5. Recreational Lakes
Algal blooms are more severe, occur more often, and last longer. These are the results of the study on algal blooms tendencies over 30 years in 71 large lakes in 33 countries worldwide. “We found that the peak intensity of summertime algal blooms increased in more than 68 percent of lakes but decreased in a statistically significant way in only six of the lakes,” Michalak, the author of the study explained. “This means that algal blooms really are getting more widespread and more intense.”
Budget cuts related to the COVID-19 pandemic forced many US states and countries to reduce algal blooms testing. Solely based on the information published by media channels, we can say that this year, more than 400 water bodies in the US were contaminated with toxic algae. Moreover, 87 percent of these water bodies are recreational lakes, which had to close due to the risk of hazardous toxins. Toxins such as microcystin can cause severe health impacts and make it unsafe to swim, boat, or even walk around an infected lake.

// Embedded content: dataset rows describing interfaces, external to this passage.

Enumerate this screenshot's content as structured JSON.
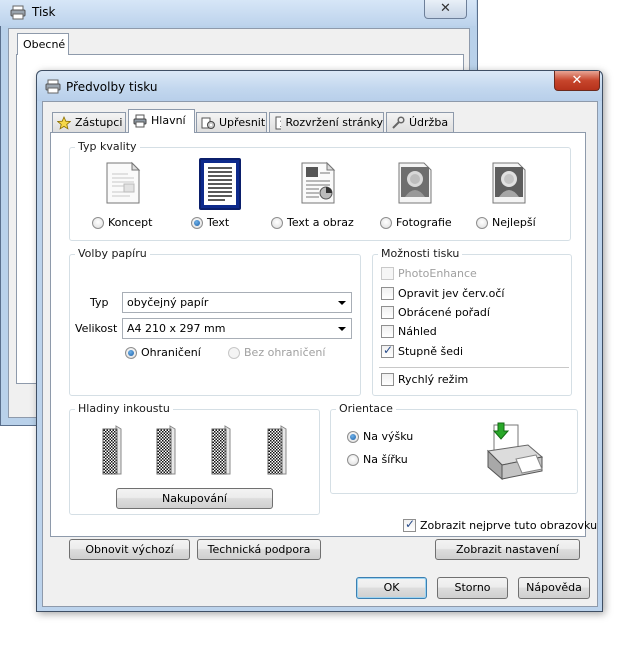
{
  "bg_window": {
    "title": "Tisk",
    "close_label": "✕",
    "tab_label": "Obecné"
  },
  "dialog": {
    "title": "Předvolby tisku",
    "close_label": "✕",
    "tabs": [
      {
        "label": "Zástupci",
        "icon": "star-icon"
      },
      {
        "label": "Hlavní",
        "icon": "printer-icon"
      },
      {
        "label": "Upřesnit",
        "icon": "settings-icon"
      },
      {
        "label": "Rozvržení stránky",
        "icon": "page-layout-icon"
      },
      {
        "label": "Údržba",
        "icon": "wrench-icon"
      }
    ],
    "active_tab": "Hlavní"
  },
  "quality": {
    "legend": "Typ kvality",
    "options": [
      {
        "label": "Koncept",
        "selected": false,
        "icon": "draft-page-icon"
      },
      {
        "label": "Text",
        "selected": true,
        "icon": "text-page-icon"
      },
      {
        "label": "Text a obraz",
        "selected": false,
        "icon": "text-image-page-icon"
      },
      {
        "label": "Fotografie",
        "selected": false,
        "icon": "photo-icon"
      },
      {
        "label": "Nejlepší",
        "selected": false,
        "icon": "best-photo-icon"
      }
    ]
  },
  "paper": {
    "legend": "Volby papíru",
    "type_label": "Typ",
    "type_value": "obyčejný papír",
    "size_label": "Velikost",
    "size_value": "A4 210 x 297 mm",
    "border_label": "Ohraničení",
    "borderless_label": "Bez ohraničení"
  },
  "options": {
    "legend": "Možnosti tisku",
    "items": [
      {
        "label": "PhotoEnhance",
        "checked": false,
        "disabled": true
      },
      {
        "label": "Opravit jev červ.očí",
        "checked": false,
        "disabled": false
      },
      {
        "label": "Obrácené pořadí",
        "checked": false,
        "disabled": false
      },
      {
        "label": "Náhled",
        "checked": false,
        "disabled": false
      },
      {
        "label": "Stupně šedi",
        "checked": true,
        "disabled": false
      }
    ],
    "fast_mode_label": "Rychlý režim",
    "fast_mode_checked": false
  },
  "ink": {
    "legend": "Hladiny inkoustu",
    "buy_label": "Nakupování"
  },
  "orientation": {
    "legend": "Orientace",
    "portrait_label": "Na výšku",
    "landscape_label": "Na šířku",
    "selected": "portrait"
  },
  "show_first": {
    "label": "Zobrazit nejprve tuto obrazovku",
    "checked": true
  },
  "buttons": {
    "restore_defaults": "Obnovit výchozí",
    "tech_support": "Technická podpora",
    "show_settings": "Zobrazit nastavení",
    "ok": "OK",
    "cancel": "Storno",
    "help": "Nápověda"
  },
  "colors": {
    "selection_frame": "#0b1f6b",
    "radio_selected": "#1a5fa8",
    "checkmark": "#2a4d8a",
    "close_button": "#c7452c"
  }
}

Toxic algal blooms in aquaculture can lead to indirect toxicity of shellfish and other types of fish through changes in water quality, direct toxicity, and changes in flavor. These toxins can also kill cultured animals, or decrease their growth rate.
The deteriorating biomass of algal blooms depletes dissolved oxygen, leading to mass deaths of cultured organisms. Harmful blooms can affect organisms such as clams, mussels, oysters, and scallops that feed on toxic phytoplankton and accumulate dangerous toxins.
Consumption of contaminated fish and shellfish can cause symptoms within 15 minutes to 10 hours. Mild symptoms include numbness in the legs, face, and arms, loss of coordination, and dizziness, while more severe cases can lead to paralysis and respiratory failure. Paralytic Shellfish Poisoning (PSP) caused by HAB consumption via contaminated seafood is a life-threatening disease. Food safety concerns and the death of cultured organisms lead to estimated losses of $40 million per year just in the United States.